    • A bot will be used to tabulate credit for RQs. If you don’t follow the topic labeling instructions above precisely, the bot might not recognize your post as an RQ and you won’t get credit for it. Also, the bot will mark anything that comes in after the deadline as late, even if it comes in just one second after the deadline, so make sure to get things in on time! Instructions for checking your RQ score with the bot are available on our Zulip stream.

    • You don’t need to post an RQ every time in order to get full credit on this portion of your grade.

    • For more information about Zulip, see the opening post of our class stream.

Week 1 Tuesday

Sections “Introduction” through 2.3 “Caesar Cipher”

Week 1 Thursday

Section 2.4 “Modular Arithmetic”

Week 2 Tuesday

Section 2.5 “GCDs”

Week 2 Thursday

Sections 2.6 “Affine Cipher” through 2.8 “Polybius Square”

Week 3 Tuesday

Sections 2.9 “Modular Linear Algebra” through 2.11 “Playfair Cipher”

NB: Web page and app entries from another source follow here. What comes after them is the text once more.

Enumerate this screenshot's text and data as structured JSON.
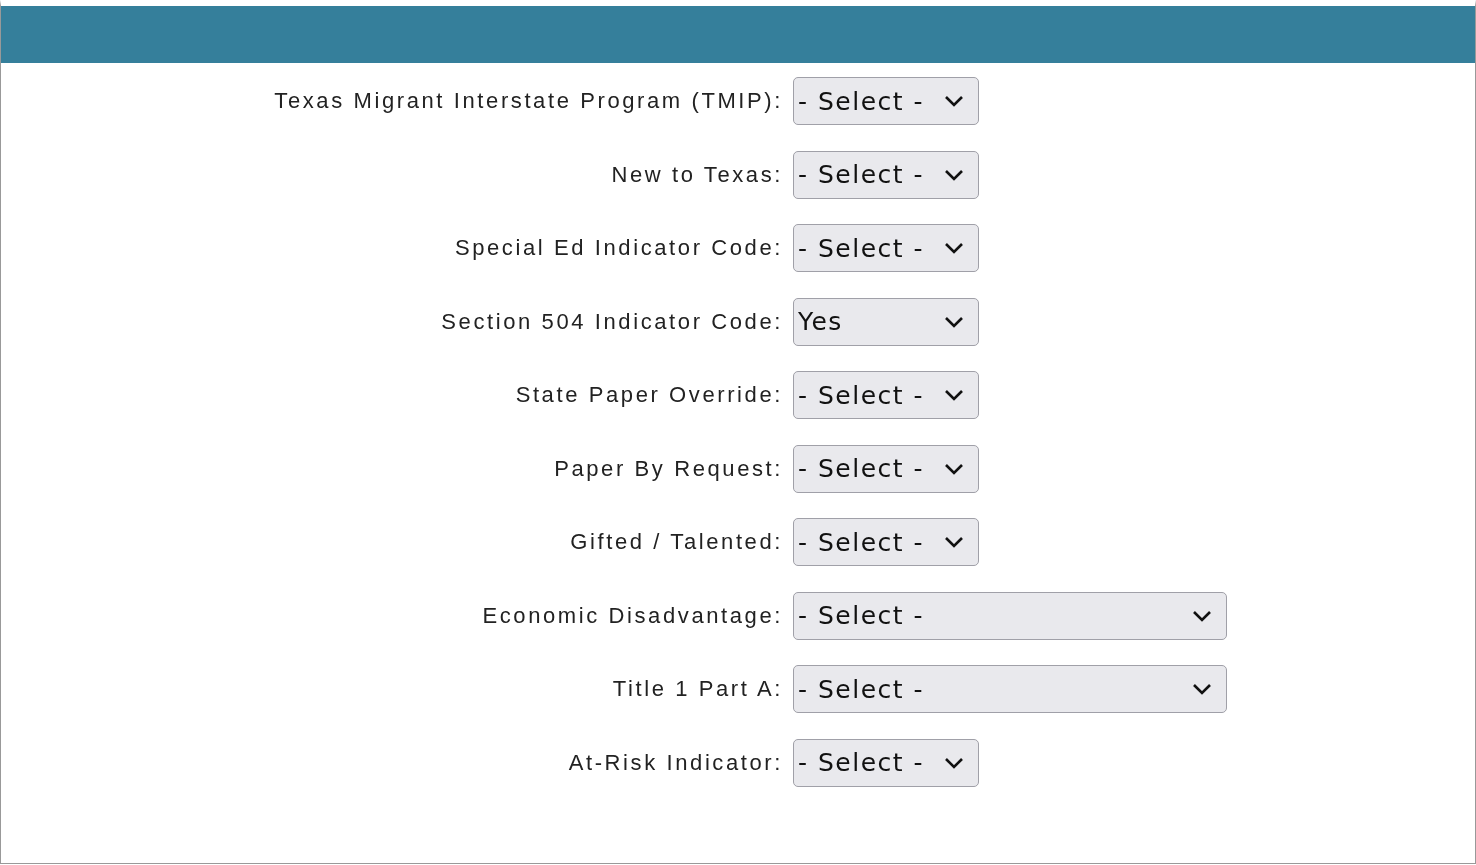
{
  "fields": [
    {
      "label": "Texas Migrant Interstate Program (TMIP):",
      "value": "- Select -",
      "kind": "narrow"
    },
    {
      "label": "New to Texas:",
      "value": "- Select -",
      "kind": "narrow"
    },
    {
      "label": "Special Ed Indicator Code:",
      "value": "- Select -",
      "kind": "narrow"
    },
    {
      "label": "Section 504 Indicator Code:",
      "value": "Yes",
      "kind": "narrow"
    },
    {
      "label": "State Paper Override:",
      "value": "- Select -",
      "kind": "narrow"
    },
    {
      "label": "Paper By Request:",
      "value": "- Select -",
      "kind": "narrow"
    },
    {
      "label": "Gifted / Talented:",
      "value": "- Select -",
      "kind": "narrow"
    },
    {
      "label": "Economic Disadvantage:",
      "value": "- Select -",
      "kind": "wide"
    },
    {
      "label": "Title 1 Part A:",
      "value": "- Select -",
      "kind": "wide"
    },
    {
      "label": "At-Risk Indicator:",
      "value": "- Select -",
      "kind": "narrow"
    }
  ]
}
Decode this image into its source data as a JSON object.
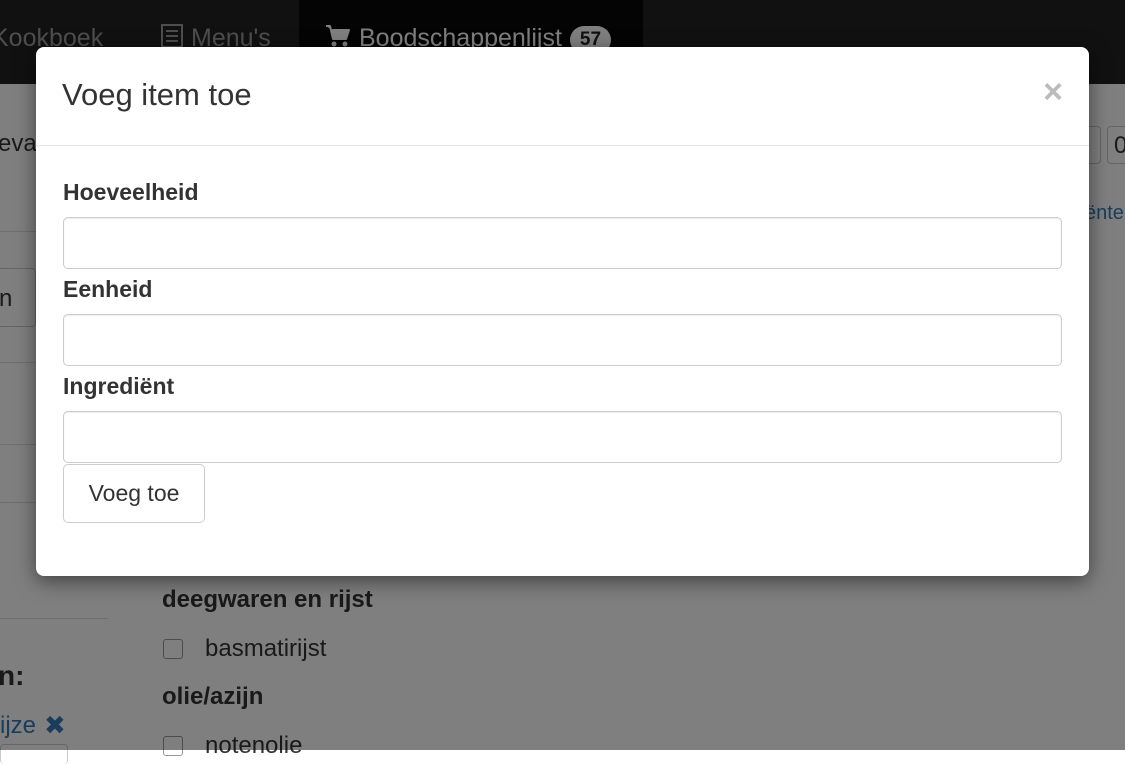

Week 3 Thursday

Sections 2.12 “Vignère Cipher”] and 2.13 “One-Time Pad”

Week 4 Tuesday

Section 3 “Codebreaking” through 3.2 “Probability”

Week 4 Thursday

Section 3.3 “\(G\)-test”

Week 5 Tuesday

Section 3.4 “Breaking Rectangular Transposition”

Week 5 Thursday

Section 3.5 “Conditional Probability”

Week 6 Tuesday

Sections 3.6 “Index of Coincidence” and 3.7 “Breaking Vignère”

Week 6 Thursday

Sections 3.8 “Known-Plaintext Attack on Simple Substitution” and 3.9 “Perfect Secrecy”

Week 7 Tuesday

Section 4 “Modern Cryptography” through 4.2 “Euler’s Phi Function”

Week 7 Thursday

Sections 4.3 “Binary Exponentiation” through 4.4 “Primality Testing”

Week 8 Tuesday

Section 4.5 “RSA”

Week 8 Thursday

Section 4.6 “Order”

Week 9 Tuesday

Sections 4.7 “Elgamal” and 4.8 “Diffie-Hellman”

Week 9 Thursday

Sections 4.9 “Elliptic Curves Over the Reals” and 4.10 “Elliptic Curves Mod a Prime”

Week 10 Tuesday

Section 4.11 “Elliptic Curves Diffie-Hellman” through 4.13 “Elliptic Curve Elgamal”

Week 10 Thursday

No new reading.

You can still post a RQ if there’s something you’d like to discuss and/or still need RQ credit — and it can be about anything. For example, you might use this as an opportunity to ask a question about something from a past reading that we’ve already discussed but that you continue to find confusing. Please make sure that it is still a content question rather than a logistic question.